One of my classmates asked me the other day why I read the DrudgeReport.
Simply put, Drudge is the most powerful influencer of contemporary policital news coverage today. Very often, what you read on Drudge today is what you’ll see in the paper, on the radio, or on TV tomorrow. Although big-name reporters wont admit it, most of them read Drudge multiple times a day.
Enough of my analysis, though. I’ll let the New York Times pick it up from here. Today’s edition has a great story on how political campaigns from both parties are relying on Drudge to drive mainstream media coverage of their candidate:
As Senator Barack Obama prepared to give a major speech on Iraq one morning a few weeks ago, a flashing red-siren alert went up on the Drudge Report Web site.

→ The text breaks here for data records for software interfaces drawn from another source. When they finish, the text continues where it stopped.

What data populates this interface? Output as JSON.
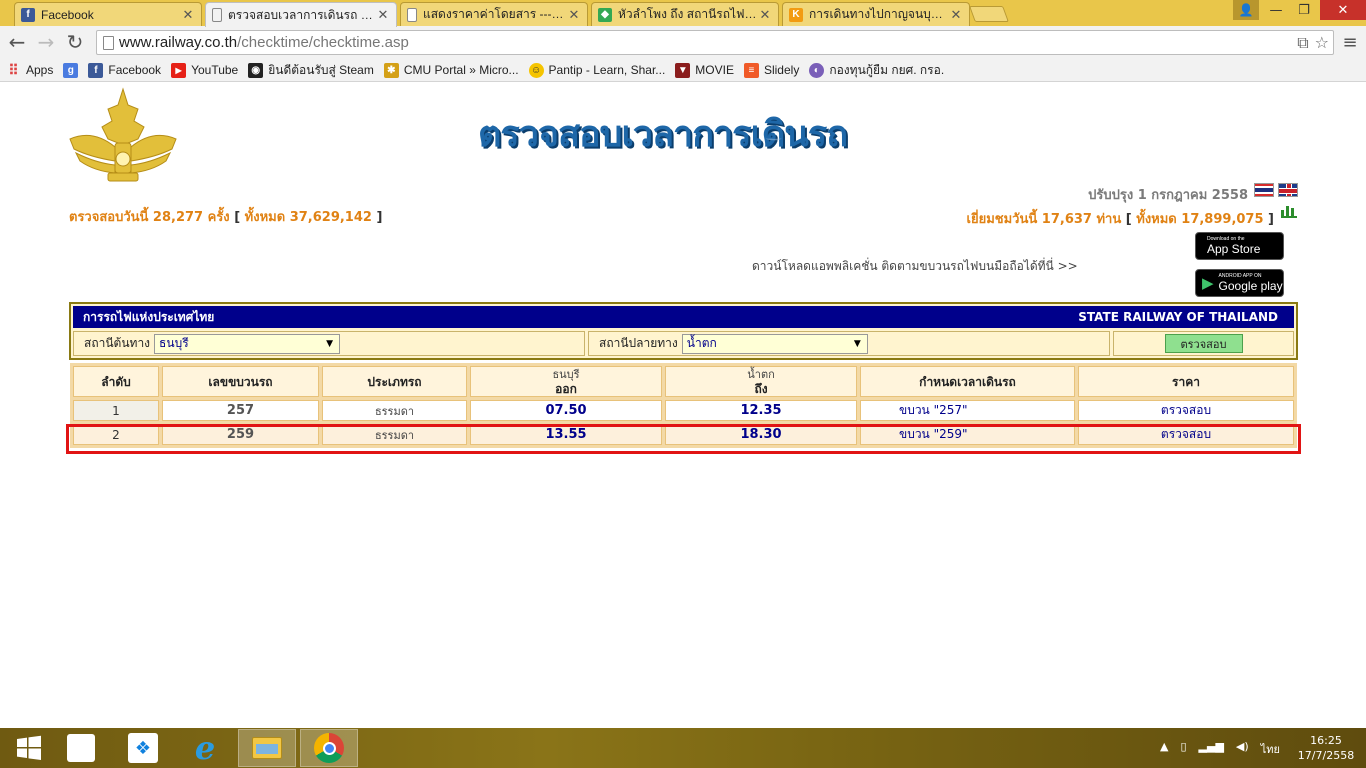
{
  "browser": {
    "tabs": [
      {
        "title": "Facebook",
        "icon": "facebook-icon",
        "color": "#3b5998",
        "glyph": "f"
      },
      {
        "title": "ตรวจสอบเวลาการเดินรถ การร",
        "icon": "page-icon",
        "color": "#ffffff",
        "glyph": ""
      },
      {
        "title": "แสดงราคาค่าโดยสาร ---> กา",
        "icon": "page-icon",
        "color": "#ffffff",
        "glyph": ""
      },
      {
        "title": "หัวลำโพง ถึง สถานีรถไฟธนบุรี",
        "icon": "maps-icon",
        "color": "#34a853",
        "glyph": "◆"
      },
      {
        "title": "การเดินทางไปกาญจนบุรี ด้วยร",
        "icon": "k-icon",
        "color": "#f29b12",
        "glyph": "K"
      }
    ],
    "url_host": "www.railway.co.th",
    "url_path": "/checktime/checktime.asp",
    "bookmarks": [
      {
        "label": "Apps",
        "icon": "apps-icon",
        "color": "#e44d26",
        "glyph": "⠿"
      },
      {
        "label": "",
        "icon": "google-plus-icon",
        "color": "#4a7be0",
        "glyph": "g"
      },
      {
        "label": "Facebook",
        "icon": "facebook-icon",
        "color": "#3b5998",
        "glyph": "f"
      },
      {
        "label": "YouTube",
        "icon": "youtube-icon",
        "color": "#e62117",
        "glyph": "▶"
      },
      {
        "label": "ยินดีต้อนรับสู่ Steam",
        "icon": "steam-icon",
        "color": "#222222",
        "glyph": "◉"
      },
      {
        "label": "CMU Portal » Micro...",
        "icon": "cmu-icon",
        "color": "#d4a017",
        "glyph": "✱"
      },
      {
        "label": "Pantip - Learn, Shar...",
        "icon": "pantip-icon",
        "color": "#f5c400",
        "glyph": "☺"
      },
      {
        "label": "MOVIE",
        "icon": "movie-icon",
        "color": "#8b1d1d",
        "glyph": "▼"
      },
      {
        "label": "Slidely",
        "icon": "slidely-icon",
        "color": "#f05a28",
        "glyph": "≡"
      },
      {
        "label": "กองทุนกู้ยืม กยศ. กรอ.",
        "icon": "fund-icon",
        "color": "#7a5fb8",
        "glyph": "◐"
      }
    ]
  },
  "page": {
    "banner": "ตรวจสอบเวลาการเดินรถ",
    "updated": "ปรับปรุง 1 กรกฎาคม 2558",
    "stats_left": {
      "prefix": "ตรวจสอบวันนี้ 28,277 ครั้ง",
      "total": "ทั้งหมด 37,629,142"
    },
    "stats_right": {
      "prefix": "เยี่ยมชมวันนี้ 17,637 ท่าน",
      "total": "ทั้งหมด 17,899,075"
    },
    "app_text": "ดาวน์โหลดแอพพลิเคชั่น ติดตามขบวนรถไฟบนมือถือได้ที่นี่ >>",
    "appstore": {
      "small": "Download on the",
      "big": "App Store"
    },
    "googleplay": {
      "small": "ANDROID APP ON",
      "big": "Google play"
    }
  },
  "panel": {
    "title_th": "การรถไฟแห่งประเทศไทย",
    "title_en": "STATE RAILWAY OF THAILAND",
    "origin_label": "สถานีต้นทาง",
    "origin_value": "ธนบุรี",
    "dest_label": "สถานีปลายทาง",
    "dest_value": "น้ำตก",
    "check_button": "ตรวจสอบ"
  },
  "table": {
    "headers": {
      "no": "ลำดับ",
      "train": "เลขขบวนรถ",
      "type": "ประเภทรถ",
      "depart_station": "ธนบุรี",
      "depart": "ออก",
      "arrive_station": "น้ำตก",
      "arrive": "ถึง",
      "schedule": "กำหนดเวลาเดินรถ",
      "price": "ราคา"
    },
    "rows": [
      {
        "no": "1",
        "train": "257",
        "type": "ธรรมดา",
        "depart": "07.50",
        "arrive": "12.35",
        "schedule": "ขบวน \"257\"",
        "price": "ตรวจสอบ"
      },
      {
        "no": "2",
        "train": "259",
        "type": "ธรรมดา",
        "depart": "13.55",
        "arrive": "18.30",
        "schedule": "ขบวน \"259\"",
        "price": "ตรวจสอบ"
      }
    ]
  },
  "taskbar": {
    "items": [
      "start-icon",
      "apps-grid-icon",
      "dropbox-icon",
      "internet-explorer-icon",
      "file-explorer-icon",
      "chrome-icon"
    ],
    "lang": "ไทย",
    "time": "16:25",
    "date": "17/7/2558"
  }
}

It read, “Queen of the Quarter: Hillary Crushes Obama in Surprise Fund-Raising Surge,” and, “$27 Million, Sources Tell Drudge Report.”Within minutes, the Drudge site had injected Senator Hillary Rodham Clinton’s fund-raising success into the day’s political news on the Internet and cable television. It did not halt coverage of Mr. Obama’s speech or his criticism of her vote to authorize the war in 2002, but along the front lines of the campaign — the hourly, intensely fought effort to capture the news cycle or deny ownership of it to the other side — it was a telling assault.
Mrs. Clinton’s aides declined to discuss how the Drudge Report got access to her latest fund-raising figures nearly 20 minutes before the official announcement went to supporters. But it was a prime example of a development that has surprised much of the political world: Mrs. Clinton is learning to play nice with the Drudge Report and the powerful, elusive and conservative-leaning man behind it.
That man, Matt Drudge, came to national prominence a decade ago as a nemesis of the Clintons who used the Web to peddle, gleefully, the latest news and rumor generated by the Monica Lewinsky scandal.